J is for Jerome K Jerome

Although I love my gadgets, one of the most popular that I’ve avoided so far is the Kindle. My problem with it is that although one might store a library within its circuits, you don’t have the reassuring presence of much-loved titles looking down on you from the bookshelf as a reminder to be re-read. One such book of mine is the collection of three works by the Victorian/Edwardian humorist, Jerome K Jerome. Read more ›››

Sunday Round-up

That’s it folks
Among all those who support Brexit there are many who long for a simpler time when we weren’t in the EU. But to illustrate that things move on and get more complicated, here is a map of the internet in 1973, the same year we joined the EU. Yep, that’s all of it.

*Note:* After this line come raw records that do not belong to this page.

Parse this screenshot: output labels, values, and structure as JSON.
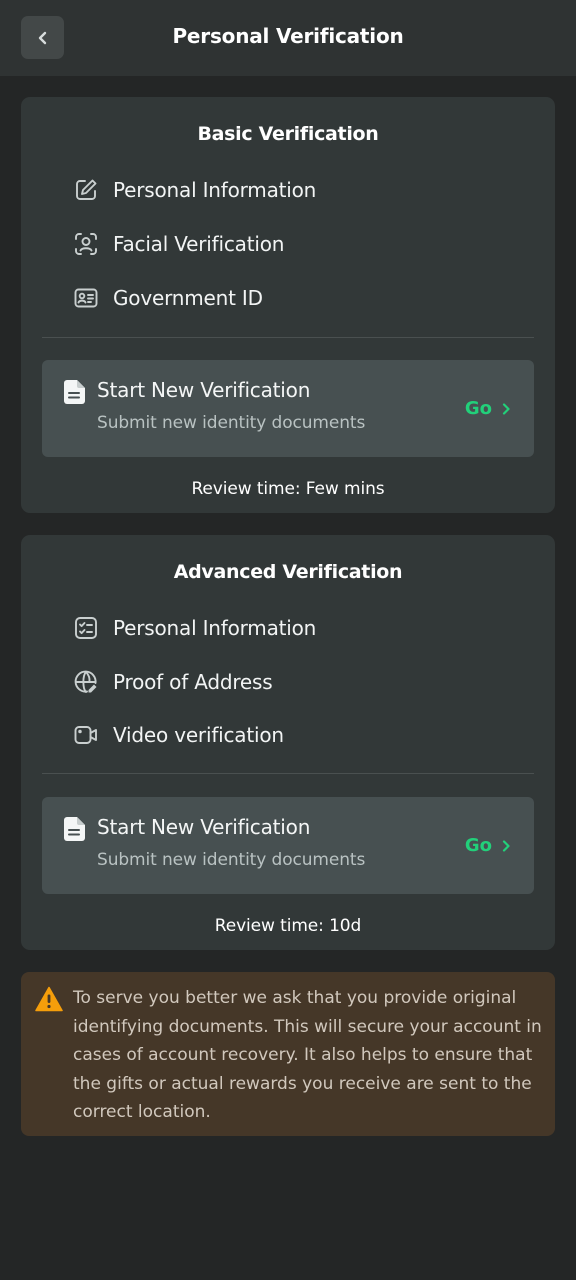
{
  "header": {
    "title": "Personal Verification"
  },
  "basic": {
    "title": "Basic Verification",
    "items": [
      {
        "label": "Personal Information",
        "icon": "edit-icon"
      },
      {
        "label": "Facial Verification",
        "icon": "face-scan-icon"
      },
      {
        "label": "Government ID",
        "icon": "id-card-icon"
      }
    ],
    "start": {
      "title": "Start New Verification",
      "subtitle": "Submit new identity documents",
      "go_label": "Go"
    },
    "review": "Review time: Few mins"
  },
  "advanced": {
    "title": "Advanced Verification",
    "items": [
      {
        "label": "Personal Information",
        "icon": "checklist-icon"
      },
      {
        "label": "Proof of Address",
        "icon": "globe-edit-icon"
      },
      {
        "label": "Video verification",
        "icon": "video-camera-icon"
      }
    ],
    "start": {
      "title": "Start New Verification",
      "subtitle": "Submit new identity documents",
      "go_label": "Go"
    },
    "review": "Review time: 10d"
  },
  "notice": {
    "text": "To serve you better we ask that you provide original identifying documents. This will secure your account in cases of account recovery. It also helps to ensure that the gifts or actual rewards you receive are sent to the correct location."
  },
  "colors": {
    "accent": "#22d07a",
    "warning": "#f59e0b",
    "background": "#242626",
    "card": "#323838"
  }
}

And on that note, I came across this article on hauntology or nostalgia for lost futures. Read more ›››

I is for Vladimir Ilyushin

One of the iconic moments of the modern era took place on 12 April 1961 when Yuri Gagarin became the first man in space. But was he? Or does that honour belong to Vladimir Ilyushin as the conspiracy theorists would have us believe?

Vladimir Ilyushin was the son of Sergei Ilyushin, the pioneering aircraft engineer responsible for some of the most famous Russian military aircraft and deputy of the Supreme Soviet from 1937 to 1970. Read more ›››

Sunday Round-up

Manchester United has ordered a couple who make their own “terrible” football stickers to stop selling “wonky drawings” of the team’s ex-players. Known as Panini Cheapskates, they hand draw their own images and sell them on Etsy.

You piffling little swishfiggler!
A lexicographer has a children’s dictionary of swearing and expletives. Roald Dahl’s Rotsome & Repulsant Words is designed to help them explore language. Read more ›››

H is for Robert Hawker

The Reverend Robert Stephen Hawker was an eccentric English clergyman remembered for writing the patriotic Cornish song Trelawny, originating the tradition of the Harvest Festival – and dressing as a mermaid.

Hawker was born in Plymouth in 1803 the eldest of nine children. When he was ten years old, his father took holy orders and left Plymouth leaving his son in the care of his grandparents. Read more ›››

Sunday Round-up

A horse in pyjamas
Scientists have dressed horses in zebra suits to work out why their cousins have stripes. And it’s to confuse parasites. Of course, the real mystery is whether zebras are black with white stripes or white with black stripes?

Drunk in charge
Bars in Hanoi are cashing in on the summit between Trump and Kim with diplomacy-themed cocktails and beers. Read more ›››

G is for Sir Humphrey Gilbert

The Age of Discovery gave us the names of many great European explorers who opened up Africa, the Americas and Asia, but their discoveries often owed more to luck than judgement. And the unlucky ones tend to be forgotten.

One such is Sir Humphrey Gilbert, half-brother of Sir Walter Raleigh, who managed to lose most of the ships under his command and ‘discovered’, claimed and abandoned Newfoundland within the space of a few weeks in 1583. Read more ›››